Significant elements of the initiative are still unclear. But an unclassified version of the inspectors general's report offers new details about its origins and its advocates.
The clandestine program was born in the days after Sept. 11, 2001, when then-CIA Director George J. Tenet asked the National Security Agency's chief, Lt. Gen. Michael V. Hayden, "what he might do with more authority," the report said. A short while later, President George W. Bush signed a single document paving the way for the plan.
For the first few years, then-Attorney General John D. Ashcroft and two senior aides -- Office of Legal Counsel lawyer John C. Yoo and intelligence policy lawyer James Baker -- were the only Justice Department officials made aware of the initiative, bypassing many of the latter men's superiors, the unclassified summary reported for the first time.
One former department lawyer, Jay S. Bybee, told investigators that he was Yoo's supervisor but that he was never read into the program and "could shed no further light" on how Yoo came to be the point man on memos that blessed its legality. By following this route, investigators say, the memos avoided a rigorous peer-review process.
The White House determined access to the program, a former Bush official said. The report said that Yoo prepared hypothetical documents in September and early October 2001 before writing a formal memo in November, after Bush had already authorized the initiative.
In that memo, Yoo concluded that existing surveillance law could not "restrict the president's ability to engage in warrantless searches that protect the national security," and that "unless Congress made a clear statement . . . that it sought to restrict presidential authority to conduct warrantless searches in the national security area -- which it has not -- then the statute must be construed to avoid such a reading," according to the report.
But when that analysis reached higher-level officials in the Justice Department by late 2003 and early 2004, lawyers were troubled by the conclusions. They grew convinced that the plan may have run afoul of the law and ignored key Supreme Court rulings on the subject of executive-branch power.
The inspectors general report alleged that Yoo "did not accurately describe the scope" of other intelligence activities in what was known as the President's Surveillance Program, presenting "a serious impediment to recertification of the program." Traditionally, in reviews by the Office of Legal Counsel, lawyers rely on a description of classified programs from the agencies that carry them out, the former Bush official said.
Disputes prompted a series of meetings in March 2004, including lobbying by the White House, to try to persuade the Justice Department to temporarily continue the surveillance while any legal problems with it were being fixed.

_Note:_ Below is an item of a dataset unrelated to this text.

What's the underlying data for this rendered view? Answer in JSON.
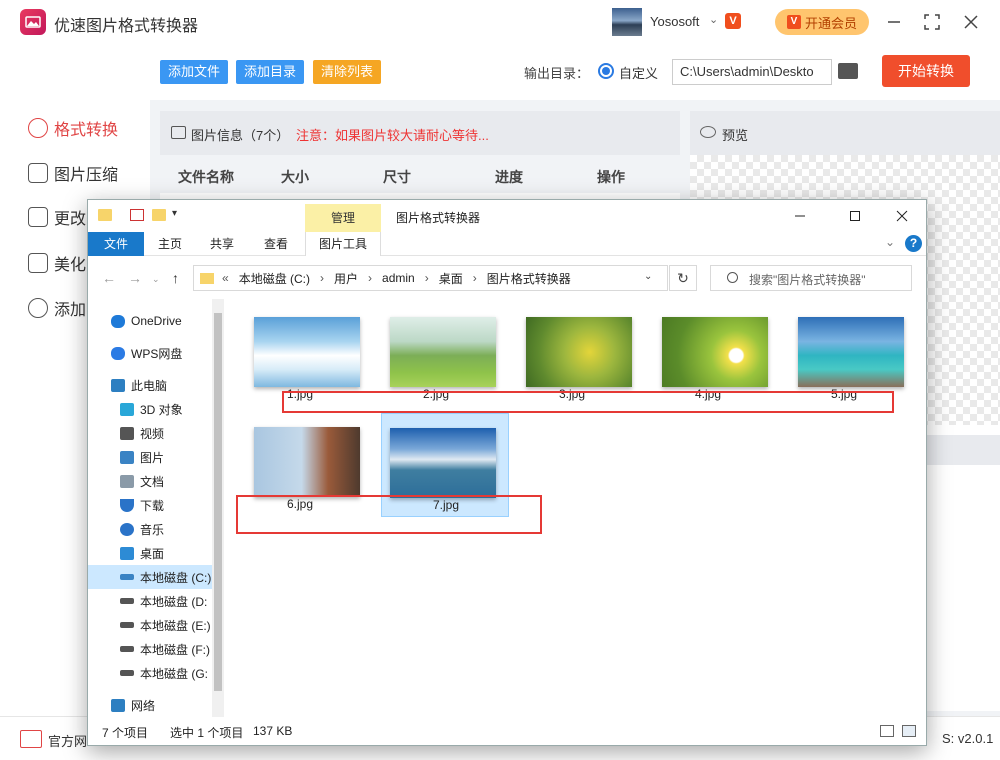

On March 9, 2004, intelligence officials and Vice President Richard B. Cheney met to discuss the issue without inviting Justice Department leaders.
Cheney suggested that Bush "may have to reauthorize without [the] blessing of DOJ," according to previously unreported notes taken by FBI Director Robert S. Mueller III. Mueller told investigators he would have had a problem with that approach and raised the prospect that the bureau would have withdrawn from the program.
The resignation threats came the next day, after a dramatic visit by then-White House chief of staff Andrew H. Card Jr. and then-White House counsel Alberto R. Gonzales to the hospital bedside of an ailing Ashcroft. Gonzales told the inspectors general that Bush instructed him to go to the hospital to obtain Ashcroft's signature on a document that would green-light continuation of the program.
An FBI agent's notes stated that Card and Bush called the hospital room, and that Ashcroft's wife had taken the call. Card would not sit for an interview with the IGs, the report said.